Baseball season is upon us and all 30 clubs are going through Spring training, making adjustments for the upcoming season. In the American League East, Boston and Toronto will be competing for the division crown with Baltimore looking forward toward a possible wildcard. New York will be looking to make some major strides after going through a youth movement a few seasons ago while Tampa will be on the outside, looking in from the division cellar.
Boston Red Sox – 2016 saw the Red Sox make the postseason for the first time in three seasons. Taking the division crown following a 93-69 record, Boston will be eyeing a deep postseason run in 2017 following an early exit last year in the American League Division Series (ALDS) to the Cleveland Indians four games to none.
The Sox have spent the past three years putting together a young roster with loads of talent, but Boston President of Baseball Operations Dave Dombrowski has made moves indicating that the clubs want to win now rather than later. During the offseason Boston left fans scratching their heads by trading away long time starting pitcher Clay Buchholz, who ended the 2016 campaign with a 81-61 record, 3.96 ERA, and 899 strikeouts, to the Philadelphia Phillies for minor league 2B Josh Tobias. Boston also added starting left hander Chris Sale to the rotation after trading two top prospects, Yoan Moncada and Michael Kopech, to the Chicago White Sox to get him. The 2017 campaign for Boston should be a successful one, but the pitching rotation remains a question mark. Via ESPN, starting ace David Price received news that he won’t need elbow surgery but there is no time table for when he’ll be ready to go.
Toronto Blue Jays – The Jays have improved upon their win totals the past 5 season and are coming off consecutive trips to the American League Championship Series. During the offseason, the Jays revamped the offense with notable reinforcements in switch-hitter Kendrys Morales and outfielder Steve Pearce to better support their returning pitching staff who’ll need a repeat of the dominant performance from a year ago if Toronto wants to make the postseason for the 3rd consecutive season.

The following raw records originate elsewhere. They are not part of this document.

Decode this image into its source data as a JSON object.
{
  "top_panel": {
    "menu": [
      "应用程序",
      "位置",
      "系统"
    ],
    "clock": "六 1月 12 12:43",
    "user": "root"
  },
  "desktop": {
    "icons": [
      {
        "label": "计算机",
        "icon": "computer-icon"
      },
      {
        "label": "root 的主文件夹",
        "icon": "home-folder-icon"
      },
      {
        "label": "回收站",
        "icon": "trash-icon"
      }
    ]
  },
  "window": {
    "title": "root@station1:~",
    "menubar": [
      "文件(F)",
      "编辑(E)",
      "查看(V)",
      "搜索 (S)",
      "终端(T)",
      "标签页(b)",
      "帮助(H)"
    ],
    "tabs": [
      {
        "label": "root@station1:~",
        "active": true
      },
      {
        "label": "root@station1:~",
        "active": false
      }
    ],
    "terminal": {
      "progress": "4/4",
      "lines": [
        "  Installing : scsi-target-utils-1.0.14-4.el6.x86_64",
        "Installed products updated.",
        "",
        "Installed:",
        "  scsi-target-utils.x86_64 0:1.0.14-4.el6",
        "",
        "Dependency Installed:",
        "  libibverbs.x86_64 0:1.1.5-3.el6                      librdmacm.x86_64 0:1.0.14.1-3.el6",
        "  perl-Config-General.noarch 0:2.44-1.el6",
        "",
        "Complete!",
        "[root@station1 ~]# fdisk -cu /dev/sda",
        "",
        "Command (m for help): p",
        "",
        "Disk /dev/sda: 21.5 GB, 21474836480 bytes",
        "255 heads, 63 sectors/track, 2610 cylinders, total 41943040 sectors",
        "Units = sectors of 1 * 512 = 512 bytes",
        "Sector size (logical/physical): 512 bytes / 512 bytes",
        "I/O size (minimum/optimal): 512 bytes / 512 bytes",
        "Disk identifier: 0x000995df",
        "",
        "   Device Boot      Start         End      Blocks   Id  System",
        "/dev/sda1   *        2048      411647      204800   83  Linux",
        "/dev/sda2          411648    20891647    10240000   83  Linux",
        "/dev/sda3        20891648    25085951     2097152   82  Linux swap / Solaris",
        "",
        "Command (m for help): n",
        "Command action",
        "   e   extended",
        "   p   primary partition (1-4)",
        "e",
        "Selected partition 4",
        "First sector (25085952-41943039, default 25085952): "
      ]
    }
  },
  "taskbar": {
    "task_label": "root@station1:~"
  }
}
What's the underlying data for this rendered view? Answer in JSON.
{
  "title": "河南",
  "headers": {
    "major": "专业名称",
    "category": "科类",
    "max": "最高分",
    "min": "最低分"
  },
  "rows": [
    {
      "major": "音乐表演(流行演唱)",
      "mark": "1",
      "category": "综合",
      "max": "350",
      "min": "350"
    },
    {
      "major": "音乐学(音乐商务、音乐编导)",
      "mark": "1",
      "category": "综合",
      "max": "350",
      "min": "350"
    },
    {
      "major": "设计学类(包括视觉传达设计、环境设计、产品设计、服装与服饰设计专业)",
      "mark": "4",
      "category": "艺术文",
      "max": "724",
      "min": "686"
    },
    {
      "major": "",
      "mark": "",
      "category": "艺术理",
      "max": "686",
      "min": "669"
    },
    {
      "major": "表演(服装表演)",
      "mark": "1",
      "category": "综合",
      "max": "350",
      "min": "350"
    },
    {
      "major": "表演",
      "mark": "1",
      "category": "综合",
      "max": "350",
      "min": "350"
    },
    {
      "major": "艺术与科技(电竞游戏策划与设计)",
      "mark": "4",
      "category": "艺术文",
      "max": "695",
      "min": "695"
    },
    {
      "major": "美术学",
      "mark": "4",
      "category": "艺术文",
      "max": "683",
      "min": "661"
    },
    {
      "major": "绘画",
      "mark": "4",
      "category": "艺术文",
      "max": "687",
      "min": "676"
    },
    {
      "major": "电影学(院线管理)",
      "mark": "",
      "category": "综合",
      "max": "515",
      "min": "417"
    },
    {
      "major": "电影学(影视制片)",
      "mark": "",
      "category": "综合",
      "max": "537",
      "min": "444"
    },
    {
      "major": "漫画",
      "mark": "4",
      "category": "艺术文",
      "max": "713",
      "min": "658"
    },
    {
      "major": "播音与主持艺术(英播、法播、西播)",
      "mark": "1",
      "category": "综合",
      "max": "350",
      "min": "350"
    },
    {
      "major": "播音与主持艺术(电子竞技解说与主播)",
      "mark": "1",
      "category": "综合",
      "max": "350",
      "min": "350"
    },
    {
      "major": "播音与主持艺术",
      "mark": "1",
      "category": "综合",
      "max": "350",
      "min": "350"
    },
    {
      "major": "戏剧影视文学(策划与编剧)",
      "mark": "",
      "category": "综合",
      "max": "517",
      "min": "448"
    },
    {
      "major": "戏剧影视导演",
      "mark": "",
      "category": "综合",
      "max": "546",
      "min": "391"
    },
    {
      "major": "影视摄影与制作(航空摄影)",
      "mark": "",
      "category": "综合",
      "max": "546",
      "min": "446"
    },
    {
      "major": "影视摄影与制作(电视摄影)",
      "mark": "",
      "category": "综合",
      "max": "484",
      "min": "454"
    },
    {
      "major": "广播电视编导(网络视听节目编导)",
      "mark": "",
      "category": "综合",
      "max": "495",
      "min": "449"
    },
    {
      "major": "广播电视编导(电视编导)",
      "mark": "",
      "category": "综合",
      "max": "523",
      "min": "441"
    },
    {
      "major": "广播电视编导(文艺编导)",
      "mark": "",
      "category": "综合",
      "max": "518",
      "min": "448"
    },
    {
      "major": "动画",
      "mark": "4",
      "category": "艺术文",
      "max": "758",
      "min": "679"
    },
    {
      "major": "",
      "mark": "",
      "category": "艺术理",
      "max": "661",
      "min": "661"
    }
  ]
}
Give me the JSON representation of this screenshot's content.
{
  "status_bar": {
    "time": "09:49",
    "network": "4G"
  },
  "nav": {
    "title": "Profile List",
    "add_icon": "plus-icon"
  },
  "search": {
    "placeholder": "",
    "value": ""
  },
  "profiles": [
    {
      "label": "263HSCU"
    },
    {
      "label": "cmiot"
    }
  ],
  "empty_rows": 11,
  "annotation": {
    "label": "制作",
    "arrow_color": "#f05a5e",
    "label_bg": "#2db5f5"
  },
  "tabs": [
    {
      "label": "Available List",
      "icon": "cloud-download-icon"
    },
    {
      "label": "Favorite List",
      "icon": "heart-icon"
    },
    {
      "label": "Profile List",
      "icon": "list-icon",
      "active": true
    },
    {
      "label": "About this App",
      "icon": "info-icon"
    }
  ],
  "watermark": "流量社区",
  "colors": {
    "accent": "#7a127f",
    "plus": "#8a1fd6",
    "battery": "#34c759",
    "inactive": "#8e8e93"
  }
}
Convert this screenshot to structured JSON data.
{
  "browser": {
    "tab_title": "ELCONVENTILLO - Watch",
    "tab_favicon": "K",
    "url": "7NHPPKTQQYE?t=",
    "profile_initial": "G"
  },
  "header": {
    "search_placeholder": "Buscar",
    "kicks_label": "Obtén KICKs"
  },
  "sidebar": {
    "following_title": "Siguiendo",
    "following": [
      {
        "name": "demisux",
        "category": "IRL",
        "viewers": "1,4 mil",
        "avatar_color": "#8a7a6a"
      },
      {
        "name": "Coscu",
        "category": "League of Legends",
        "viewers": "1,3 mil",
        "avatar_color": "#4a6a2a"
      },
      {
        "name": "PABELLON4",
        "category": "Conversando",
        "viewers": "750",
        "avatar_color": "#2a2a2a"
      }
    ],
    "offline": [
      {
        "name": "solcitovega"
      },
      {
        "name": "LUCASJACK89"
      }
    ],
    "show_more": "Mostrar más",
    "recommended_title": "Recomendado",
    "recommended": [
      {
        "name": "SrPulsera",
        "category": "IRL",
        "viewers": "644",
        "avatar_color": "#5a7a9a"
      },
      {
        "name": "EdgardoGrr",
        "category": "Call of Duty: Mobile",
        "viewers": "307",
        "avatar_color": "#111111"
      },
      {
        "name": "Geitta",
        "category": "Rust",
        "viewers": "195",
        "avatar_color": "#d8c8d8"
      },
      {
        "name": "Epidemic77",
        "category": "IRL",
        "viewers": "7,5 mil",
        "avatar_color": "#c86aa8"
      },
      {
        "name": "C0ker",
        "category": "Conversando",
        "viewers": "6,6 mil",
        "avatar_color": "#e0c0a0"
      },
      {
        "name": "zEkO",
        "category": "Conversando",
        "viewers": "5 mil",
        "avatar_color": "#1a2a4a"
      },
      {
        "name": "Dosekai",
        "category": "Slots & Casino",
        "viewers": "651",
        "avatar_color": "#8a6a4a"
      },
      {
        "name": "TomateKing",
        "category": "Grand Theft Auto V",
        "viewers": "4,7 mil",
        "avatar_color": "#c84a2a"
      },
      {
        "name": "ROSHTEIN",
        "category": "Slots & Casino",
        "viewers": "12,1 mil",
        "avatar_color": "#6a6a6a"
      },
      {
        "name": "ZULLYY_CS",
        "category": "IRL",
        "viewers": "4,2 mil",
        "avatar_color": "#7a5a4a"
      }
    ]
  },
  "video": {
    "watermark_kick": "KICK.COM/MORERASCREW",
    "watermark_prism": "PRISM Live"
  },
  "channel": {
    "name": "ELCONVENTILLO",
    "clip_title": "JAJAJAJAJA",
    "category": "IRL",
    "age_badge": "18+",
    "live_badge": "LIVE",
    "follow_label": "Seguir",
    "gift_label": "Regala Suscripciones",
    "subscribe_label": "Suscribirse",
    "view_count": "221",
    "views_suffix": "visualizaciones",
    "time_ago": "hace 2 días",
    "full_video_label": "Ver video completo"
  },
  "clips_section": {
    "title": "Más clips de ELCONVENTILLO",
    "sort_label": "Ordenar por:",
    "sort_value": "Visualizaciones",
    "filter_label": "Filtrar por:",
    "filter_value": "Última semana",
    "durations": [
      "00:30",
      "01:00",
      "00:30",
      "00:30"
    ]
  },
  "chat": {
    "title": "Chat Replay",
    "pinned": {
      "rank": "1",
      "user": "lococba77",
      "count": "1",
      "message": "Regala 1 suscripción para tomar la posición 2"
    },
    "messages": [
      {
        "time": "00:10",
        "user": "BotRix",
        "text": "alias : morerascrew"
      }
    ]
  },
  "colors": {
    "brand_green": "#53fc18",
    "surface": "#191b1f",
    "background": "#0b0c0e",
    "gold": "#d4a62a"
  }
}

Baltimore Orioles – Despite projections to finish in the division cellar nearly every offseason since 2012, the O’s have found a way to defy those odds and stay among the better half of the league in that span. Since finishing dead last in 2011, Baltimore has made the postseason 3 times and hasn’t finished worse than 3rd place in the AL East division. The Os enter 2017 following an 89-73 season that ended with a disappointing 5-2 loss to Toronto in the AL Wildcard round.
2017 should be much of the same old, same old for the Orioles, who are led by a fantastic bullpen and a underrated offense that has been nearly perfect for them the past five seasons. 1B Chris Davis, who’s had a mediocre career, has become a key player for the Baltimore offense and Mark Trumbo has set a career high in home runs since joining Baltimore last season. Expect the Os to be in the thick of things entering October.
New York Yankees- The Yankees are a team of transition, hanging around the .500 mark for the past 4 seasons and 2017 should be no different. New York is working out of their old ways of signing old players and instead developing their own home-grown talent. Guys like Greg Sanchez, who became one of the league’s best young power hitters during his rookie campaign in 2016 with a .299 average, 60 hits, 34 runs and 20 home runs. Greg Bird, Aaron Judge, and Luis Severino are also young prospects who have fit well into what the Yankees are trying to do. New York also acquired minor league shortstop Gleyber Torres from the Chicago Cubs for bullpen pitcher Aroldis Chapman who later resigned with the Yankees five months after they traded him.
The rebuild will continue as New York’s youth develops into a solid unit in 2017. As long as the Yanks finish at or above .500, then the 2017 campaign should be deemed a successful one.
Tampa Bay Rays – 2016 saw the Rays finish with less than 70 wins for the first time since 2007. Looking back at their 68-94 season a year ago, Tampa Bay refrains from the use of the words ‘bad luck’, admitting that anything that could’ve gone wrong, did go wrong. Suffering from the likes of an untalented roster, the Rays consistently found themselves falling behind on the scoreboard thanks to a leaky defense, spotty rotation, a burned out bullpen and poor offensive support. The nightmare continued when Kevin Kiermaier as well as other key players went down due to injury. Needless to say, 2016 was bad and 2017 doesn’t look much brighter as indicated by Tampa Bay President of Baseball Operations Matt Silverman via the Tampa Bay Times, “We don’t and we can’t and we won’t, as people say, ‘go all in’. That means you’re trading away your future.” Tampa Bay made little to no moves during the offseason and some of their best talent is still developing through the farm system. Don’t expect the Rays to compete for at least a few more seasons.